Required work: I would like every entry below written out exactly.

[Web page and app entries]
Start of Block

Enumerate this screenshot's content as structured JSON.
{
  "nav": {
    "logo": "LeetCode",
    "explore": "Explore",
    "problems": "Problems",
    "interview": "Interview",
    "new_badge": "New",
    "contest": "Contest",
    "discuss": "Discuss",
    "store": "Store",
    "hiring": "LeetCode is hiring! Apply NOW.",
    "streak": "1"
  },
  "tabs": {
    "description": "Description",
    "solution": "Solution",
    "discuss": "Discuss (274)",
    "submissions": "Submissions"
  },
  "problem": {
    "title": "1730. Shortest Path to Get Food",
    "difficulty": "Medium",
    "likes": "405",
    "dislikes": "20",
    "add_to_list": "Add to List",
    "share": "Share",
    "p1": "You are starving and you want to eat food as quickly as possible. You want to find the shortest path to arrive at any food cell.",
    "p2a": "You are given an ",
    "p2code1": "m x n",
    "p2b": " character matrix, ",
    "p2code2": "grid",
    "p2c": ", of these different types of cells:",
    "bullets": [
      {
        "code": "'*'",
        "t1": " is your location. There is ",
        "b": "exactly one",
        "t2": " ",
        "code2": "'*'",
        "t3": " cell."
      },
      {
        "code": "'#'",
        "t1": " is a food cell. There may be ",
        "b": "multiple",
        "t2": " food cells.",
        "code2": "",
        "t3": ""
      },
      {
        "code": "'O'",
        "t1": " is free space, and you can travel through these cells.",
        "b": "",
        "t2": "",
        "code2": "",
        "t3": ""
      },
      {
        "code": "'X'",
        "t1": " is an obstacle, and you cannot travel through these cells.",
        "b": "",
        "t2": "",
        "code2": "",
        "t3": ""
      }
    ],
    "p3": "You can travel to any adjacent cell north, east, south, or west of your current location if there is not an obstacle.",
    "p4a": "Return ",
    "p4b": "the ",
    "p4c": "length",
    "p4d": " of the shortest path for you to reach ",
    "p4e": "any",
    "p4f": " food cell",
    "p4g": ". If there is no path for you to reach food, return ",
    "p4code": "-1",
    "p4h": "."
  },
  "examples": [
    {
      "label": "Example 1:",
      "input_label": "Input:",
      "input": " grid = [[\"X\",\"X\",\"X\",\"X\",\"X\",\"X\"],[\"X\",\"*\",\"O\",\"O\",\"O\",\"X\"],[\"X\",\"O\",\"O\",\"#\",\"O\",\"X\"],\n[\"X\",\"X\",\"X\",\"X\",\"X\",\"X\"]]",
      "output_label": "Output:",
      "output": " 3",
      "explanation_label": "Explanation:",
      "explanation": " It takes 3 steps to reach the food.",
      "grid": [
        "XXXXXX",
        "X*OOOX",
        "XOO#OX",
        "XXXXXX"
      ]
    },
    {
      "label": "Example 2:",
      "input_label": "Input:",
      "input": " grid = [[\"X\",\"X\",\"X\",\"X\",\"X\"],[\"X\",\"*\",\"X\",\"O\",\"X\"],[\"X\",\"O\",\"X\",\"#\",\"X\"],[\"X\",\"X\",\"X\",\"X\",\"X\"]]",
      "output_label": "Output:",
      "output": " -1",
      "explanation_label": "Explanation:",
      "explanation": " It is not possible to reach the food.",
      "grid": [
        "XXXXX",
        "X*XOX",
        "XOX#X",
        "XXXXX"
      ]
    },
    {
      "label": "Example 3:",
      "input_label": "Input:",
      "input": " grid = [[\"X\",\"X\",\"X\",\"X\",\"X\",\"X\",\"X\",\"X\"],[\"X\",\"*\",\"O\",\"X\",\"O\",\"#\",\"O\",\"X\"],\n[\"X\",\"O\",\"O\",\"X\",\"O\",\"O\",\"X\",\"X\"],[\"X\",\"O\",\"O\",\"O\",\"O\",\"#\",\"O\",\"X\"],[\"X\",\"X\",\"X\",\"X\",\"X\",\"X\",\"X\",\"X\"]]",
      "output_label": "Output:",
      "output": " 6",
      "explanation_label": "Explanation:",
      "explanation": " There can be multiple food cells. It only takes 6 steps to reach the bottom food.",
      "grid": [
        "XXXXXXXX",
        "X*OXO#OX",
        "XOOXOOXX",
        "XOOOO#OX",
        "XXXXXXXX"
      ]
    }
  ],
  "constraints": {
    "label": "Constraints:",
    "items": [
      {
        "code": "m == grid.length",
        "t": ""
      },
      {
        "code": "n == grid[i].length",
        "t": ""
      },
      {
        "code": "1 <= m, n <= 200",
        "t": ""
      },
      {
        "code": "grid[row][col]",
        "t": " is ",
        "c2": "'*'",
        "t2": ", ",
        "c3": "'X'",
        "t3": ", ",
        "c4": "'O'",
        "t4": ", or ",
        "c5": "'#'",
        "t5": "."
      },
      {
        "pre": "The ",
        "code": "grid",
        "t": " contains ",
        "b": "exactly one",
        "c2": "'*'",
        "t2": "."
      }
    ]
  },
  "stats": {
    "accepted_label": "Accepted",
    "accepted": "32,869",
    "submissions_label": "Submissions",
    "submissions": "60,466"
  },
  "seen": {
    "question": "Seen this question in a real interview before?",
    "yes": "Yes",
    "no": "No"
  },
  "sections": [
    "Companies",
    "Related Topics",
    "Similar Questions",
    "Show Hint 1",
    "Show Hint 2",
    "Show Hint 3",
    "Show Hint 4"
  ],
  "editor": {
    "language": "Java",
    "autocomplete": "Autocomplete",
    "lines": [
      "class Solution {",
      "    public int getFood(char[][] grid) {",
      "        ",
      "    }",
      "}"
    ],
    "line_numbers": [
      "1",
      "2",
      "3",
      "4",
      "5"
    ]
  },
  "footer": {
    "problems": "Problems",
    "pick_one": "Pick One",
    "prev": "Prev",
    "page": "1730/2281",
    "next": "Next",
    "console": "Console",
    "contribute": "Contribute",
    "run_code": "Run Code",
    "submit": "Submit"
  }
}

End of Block

Solution for this exercise:
Enumerate this screenshot's content as structured JSON.
{
  "nav": {
    "logo": "LeetCode",
    "explore": "Explore",
    "problems": "Problems",
    "interview": "Interview",
    "new_badge": "New",
    "contest": "Contest",
    "discuss": "Discuss",
    "store": "Store",
    "hiring": "LeetCode is hiring! Apply NOW.",
    "streak": "1"
  },
  "tabs": {
    "description": "Description",
    "solution": "Solution",
    "discuss": "Discuss (274)",
    "submissions": "Submissions"
  },
  "problem": {
    "title": "1730. Shortest Path to Get Food",
    "difficulty": "Medium",
    "likes": "405",
    "dislikes": "20",
    "add_to_list": "Add to List",
    "share": "Share",
    "p1": "You are starving and you want to eat food as quickly as possible. You want to find the shortest path to arrive at any food cell.",
    "p2a": "You are given an ",
    "p2code1": "m x n",
    "p2b": " character matrix, ",
    "p2code2": "grid",
    "p2c": ", of these different types of cells:",
    "bullets": [
      {
        "code": "'*'",
        "t1": " is your location. There is ",
        "b": "exactly one",
        "t2": " ",
        "code2": "'*'",
        "t3": " cell."
      },
      {
        "code": "'#'",
        "t1": " is a food cell. There may be ",
        "b": "multiple",
        "t2": " food cells.",
        "code2": "",
        "t3": ""
      },
      {
        "code": "'O'",
        "t1": " is free space, and you can travel through these cells.",
        "b": "",
        "t2": "",
        "code2": "",
        "t3": ""
      },
      {
        "code": "'X'",
        "t1": " is an obstacle, and you cannot travel through these cells.",
        "b": "",
        "t2": "",
        "code2": "",
        "t3": ""
      }
    ],
    "p3": "You can travel to any adjacent cell north, east, south, or west of your current location if there is not an obstacle.",
    "p4a": "Return ",
    "p4b": "the ",
    "p4c": "length",
    "p4d": " of the shortest path for you to reach ",
    "p4e": "any",
    "p4f": " food cell",
    "p4g": ". If there is no path for you to reach food, return ",
    "p4code": "-1",
    "p4h": "."
  },
  "examples": [
    {
      "label": "Example 1:",
      "input_label": "Input:",
      "input": " grid = [[\"X\",\"X\",\"X\",\"X\",\"X\",\"X\"],[\"X\",\"*\",\"O\",\"O\",\"O\",\"X\"],[\"X\",\"O\",\"O\",\"#\",\"O\",\"X\"],\n[\"X\",\"X\",\"X\",\"X\",\"X\",\"X\"]]",
      "output_label": "Output:",
      "output": " 3",
      "explanation_label": "Explanation:",
      "explanation": " It takes 3 steps to reach the food.",
      "grid": [
        "XXXXXX",
        "X*OOOX",
        "XOO#OX",
        "XXXXXX"
      ]
    },
    {
      "label": "Example 2:",
      "input_label": "Input:",
      "input": " grid = [[\"X\",\"X\",\"X\",\"X\",\"X\"],[\"X\",\"*\",\"X\",\"O\",\"X\"],[\"X\",\"O\",\"X\",\"#\",\"X\"],[\"X\",\"X\",\"X\",\"X\",\"X\"]]",
      "output_label": "Output:",
      "output": " -1",
      "explanation_label": "Explanation:",
      "explanation": " It is not possible to reach the food.",
      "grid": [
        "XXXXX",
        "X*XOX",
        "XOX#X",
        "XXXXX"
      ]
    },
    {
      "label": "Example 3:",
      "input_label": "Input:",
      "input": " grid = [[\"X\",\"X\",\"X\",\"X\",\"X\",\"X\",\"X\",\"X\"],[\"X\",\"*\",\"O\",\"X\",\"O\",\"#\",\"O\",\"X\"],\n[\"X\",\"O\",\"O\",\"X\",\"O\",\"O\",\"X\",\"X\"],[\"X\",\"O\",\"O\",\"O\",\"O\",\"#\",\"O\",\"X\"],[\"X\",\"X\",\"X\",\"X\",\"X\",\"X\",\"X\",\"X\"]]",
      "output_label": "Output:",
      "output": " 6",
      "explanation_label": "Explanation:",
      "explanation": " There can be multiple food cells. It only takes 6 steps to reach the bottom food.",
      "grid": [
        "XXXXXXXX",
        "X*OXO#OX",
        "XOOXOOXX",
        "XOOOO#OX",
        "XXXXXXXX"
      ]
    }
  ],
  "constraints": {
    "label": "Constraints:",
    "items": [
      {
        "code": "m == grid.length",
        "t": ""
      },
      {
        "code": "n == grid[i].length",
        "t": ""
      },
      {
        "code": "1 <= m, n <= 200",
        "t": ""
      },
      {
        "code": "grid[row][col]",
        "t": " is ",
        "c2": "'*'",
        "t2": ", ",
        "c3": "'X'",
        "t3": ", ",
        "c4": "'O'",
        "t4": ", or ",
        "c5": "'#'",
        "t5": "."
      },
      {
        "pre": "The ",
        "code": "grid",
        "t": " contains ",
        "b": "exactly one",
        "c2": "'*'",
        "t2": "."
      }
    ]
  },
  "stats": {
    "accepted_label": "Accepted",
    "accepted": "32,869",
    "submissions_label": "Submissions",
    "submissions": "60,466"
  },
  "seen": {
    "question": "Seen this question in a real interview before?",
    "yes": "Yes",
    "no": "No"
  },
  "sections": [
    "Companies",
    "Related Topics",
    "Similar Questions",
    "Show Hint 1",
    "Show Hint 2",
    "Show Hint 3",
    "Show Hint 4"
  ],
  "editor": {
    "language": "Java",
    "autocomplete": "Autocomplete",
    "lines": [
      "class Solution {",
      "    public int getFood(char[][] grid) {",
      "        ",
      "    }",
      "}"
    ],
    "line_numbers": [
      "1",
      "2",
      "3",
      "4",
      "5"
    ]
  },
  "footer": {
    "problems": "Problems",
    "pick_one": "Pick One",
    "prev": "Prev",
    "page": "1730/2281",
    "next": "Next",
    "console": "Console",
    "contribute": "Contribute",
    "run_code": "Run Code",
    "submit": "Submit"
  }
}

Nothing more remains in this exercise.